With our primary client base being FIs, we understand and have lots of conversations about the requirements for ADA website accessibility. This summer, the DOJ threw a curveball to site owners. They made the early announcement that they are placing the regulations on their inactive list. This means that there will be no definitive laws and regulations surrounding website usability in the foreseeable future. Without the additional guidance we are starting to have more and more, “Now what?” “Do we need to worry about accessibility?” “Do we need to do more.” The short answer is: all websites need to continue to strive to be accessible.
First, it’s the right way to be. The guidelines are there to ensure that everyone can access and understand the content on your website. The removal of any barriers ensures that everyone can use your site without limitation. Many of the recommendations adhere to basic best practices of web design. As a business owner, making your content and tools accessible to anyone when they want or need to use them, you are not only doing a service to everyone, but you are being an institution that people will want to work with.
Second, not complying with the guidelines could cost you, lots. While it is not a current focus of the DOJ, their announcement will in no way stop accessibility lawsuits, or law firms who are targeting websites to sue. In fact, the opposite may be true. Given several large companies settling lawsuits, and the decision against Winn-Dixie in the courts, lawsuits are actually likely to increase.
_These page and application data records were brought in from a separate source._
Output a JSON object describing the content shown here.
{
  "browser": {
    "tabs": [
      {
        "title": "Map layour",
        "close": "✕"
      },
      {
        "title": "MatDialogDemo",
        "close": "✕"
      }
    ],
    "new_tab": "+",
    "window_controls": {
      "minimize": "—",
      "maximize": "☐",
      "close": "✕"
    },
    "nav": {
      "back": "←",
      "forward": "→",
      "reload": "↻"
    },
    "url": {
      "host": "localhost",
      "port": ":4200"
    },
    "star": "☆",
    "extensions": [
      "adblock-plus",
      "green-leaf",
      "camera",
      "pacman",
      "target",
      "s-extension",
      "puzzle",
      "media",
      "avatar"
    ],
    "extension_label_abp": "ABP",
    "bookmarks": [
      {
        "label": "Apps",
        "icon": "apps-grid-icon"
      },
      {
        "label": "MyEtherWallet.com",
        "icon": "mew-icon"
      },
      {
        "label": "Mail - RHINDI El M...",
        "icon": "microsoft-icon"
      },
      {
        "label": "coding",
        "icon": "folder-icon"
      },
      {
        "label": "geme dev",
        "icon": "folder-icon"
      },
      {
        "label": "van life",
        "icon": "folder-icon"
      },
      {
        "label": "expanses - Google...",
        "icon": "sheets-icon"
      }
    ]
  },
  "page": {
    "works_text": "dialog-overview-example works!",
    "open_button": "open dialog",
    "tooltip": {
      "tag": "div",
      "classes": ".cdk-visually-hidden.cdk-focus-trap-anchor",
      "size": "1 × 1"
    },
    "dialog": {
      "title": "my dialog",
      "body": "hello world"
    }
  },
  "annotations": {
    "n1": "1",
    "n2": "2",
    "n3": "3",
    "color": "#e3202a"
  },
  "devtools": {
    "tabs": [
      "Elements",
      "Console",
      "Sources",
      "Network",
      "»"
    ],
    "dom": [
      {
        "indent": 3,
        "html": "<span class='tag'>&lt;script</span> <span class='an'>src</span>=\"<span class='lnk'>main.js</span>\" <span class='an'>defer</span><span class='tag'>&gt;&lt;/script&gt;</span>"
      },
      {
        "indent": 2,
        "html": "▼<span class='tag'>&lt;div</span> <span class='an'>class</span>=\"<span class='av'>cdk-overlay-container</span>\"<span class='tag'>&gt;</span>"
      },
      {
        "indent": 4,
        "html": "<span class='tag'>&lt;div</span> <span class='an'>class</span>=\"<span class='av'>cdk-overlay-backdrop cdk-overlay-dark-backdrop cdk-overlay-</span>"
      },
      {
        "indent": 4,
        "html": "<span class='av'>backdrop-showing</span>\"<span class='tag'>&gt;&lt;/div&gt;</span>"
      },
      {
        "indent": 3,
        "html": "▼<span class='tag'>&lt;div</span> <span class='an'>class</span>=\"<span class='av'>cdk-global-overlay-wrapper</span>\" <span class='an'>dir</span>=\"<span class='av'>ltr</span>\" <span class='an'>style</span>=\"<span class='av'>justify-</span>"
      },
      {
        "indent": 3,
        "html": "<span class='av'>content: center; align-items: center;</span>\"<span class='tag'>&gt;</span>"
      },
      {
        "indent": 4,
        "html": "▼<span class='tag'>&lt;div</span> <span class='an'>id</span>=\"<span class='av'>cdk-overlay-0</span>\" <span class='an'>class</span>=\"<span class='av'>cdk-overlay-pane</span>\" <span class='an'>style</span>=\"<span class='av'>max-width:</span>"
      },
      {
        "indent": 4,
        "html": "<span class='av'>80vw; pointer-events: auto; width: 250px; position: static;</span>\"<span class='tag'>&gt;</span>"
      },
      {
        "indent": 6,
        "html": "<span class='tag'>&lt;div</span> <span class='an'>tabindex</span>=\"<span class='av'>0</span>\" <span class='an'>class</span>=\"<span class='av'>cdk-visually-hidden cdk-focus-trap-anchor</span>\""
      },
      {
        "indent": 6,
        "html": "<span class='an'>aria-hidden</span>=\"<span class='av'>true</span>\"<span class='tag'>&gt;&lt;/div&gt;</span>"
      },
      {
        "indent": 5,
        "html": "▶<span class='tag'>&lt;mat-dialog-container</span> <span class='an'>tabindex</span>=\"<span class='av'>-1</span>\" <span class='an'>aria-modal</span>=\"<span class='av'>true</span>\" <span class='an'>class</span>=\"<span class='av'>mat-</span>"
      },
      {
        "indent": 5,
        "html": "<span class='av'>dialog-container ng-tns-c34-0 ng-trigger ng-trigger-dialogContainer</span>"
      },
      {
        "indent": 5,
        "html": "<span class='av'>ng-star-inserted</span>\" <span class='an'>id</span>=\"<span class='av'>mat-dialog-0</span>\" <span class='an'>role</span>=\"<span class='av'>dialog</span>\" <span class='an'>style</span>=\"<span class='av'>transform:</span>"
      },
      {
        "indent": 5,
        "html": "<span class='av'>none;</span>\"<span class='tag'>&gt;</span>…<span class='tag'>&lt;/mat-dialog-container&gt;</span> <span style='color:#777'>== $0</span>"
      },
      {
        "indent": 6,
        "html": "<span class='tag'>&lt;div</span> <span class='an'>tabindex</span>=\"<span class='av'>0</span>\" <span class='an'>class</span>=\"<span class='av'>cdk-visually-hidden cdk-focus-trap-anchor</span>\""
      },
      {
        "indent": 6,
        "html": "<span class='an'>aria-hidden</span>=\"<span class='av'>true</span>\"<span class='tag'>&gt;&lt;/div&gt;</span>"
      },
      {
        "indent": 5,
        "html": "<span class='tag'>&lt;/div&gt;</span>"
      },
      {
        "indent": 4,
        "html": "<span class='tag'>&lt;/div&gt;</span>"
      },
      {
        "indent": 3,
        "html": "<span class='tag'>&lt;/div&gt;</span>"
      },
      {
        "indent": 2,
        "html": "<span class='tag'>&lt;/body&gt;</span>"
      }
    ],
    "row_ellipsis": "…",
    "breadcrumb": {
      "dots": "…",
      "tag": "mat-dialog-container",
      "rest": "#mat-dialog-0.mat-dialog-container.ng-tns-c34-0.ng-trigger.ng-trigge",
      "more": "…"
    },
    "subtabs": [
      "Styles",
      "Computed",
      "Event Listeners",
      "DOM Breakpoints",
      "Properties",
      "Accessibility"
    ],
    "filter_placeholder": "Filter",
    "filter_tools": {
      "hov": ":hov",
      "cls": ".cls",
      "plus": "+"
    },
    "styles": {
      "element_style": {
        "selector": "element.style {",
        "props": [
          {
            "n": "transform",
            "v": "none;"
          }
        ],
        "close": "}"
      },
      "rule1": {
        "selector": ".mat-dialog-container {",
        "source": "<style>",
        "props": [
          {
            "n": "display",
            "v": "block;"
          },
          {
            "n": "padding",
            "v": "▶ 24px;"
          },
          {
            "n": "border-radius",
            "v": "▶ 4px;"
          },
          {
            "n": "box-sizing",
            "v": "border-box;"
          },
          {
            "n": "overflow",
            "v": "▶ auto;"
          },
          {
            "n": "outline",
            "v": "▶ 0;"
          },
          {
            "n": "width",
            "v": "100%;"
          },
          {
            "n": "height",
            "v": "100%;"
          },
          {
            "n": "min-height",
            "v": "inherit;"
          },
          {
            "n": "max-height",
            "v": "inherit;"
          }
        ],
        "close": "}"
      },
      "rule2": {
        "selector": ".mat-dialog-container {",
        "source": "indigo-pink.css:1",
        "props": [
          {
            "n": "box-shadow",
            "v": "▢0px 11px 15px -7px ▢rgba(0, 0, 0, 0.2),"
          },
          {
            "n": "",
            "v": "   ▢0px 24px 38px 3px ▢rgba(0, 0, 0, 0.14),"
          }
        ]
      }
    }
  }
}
If you needed to implement better ADA accessibility features before this summer, you still do. Stay on the path of working to ensure that your site incorporates the required and many of the recommended features. If you are unsure how accessible your site, there are checklists and audits that we can run against your existing site to see if your site is compatible, or at risk.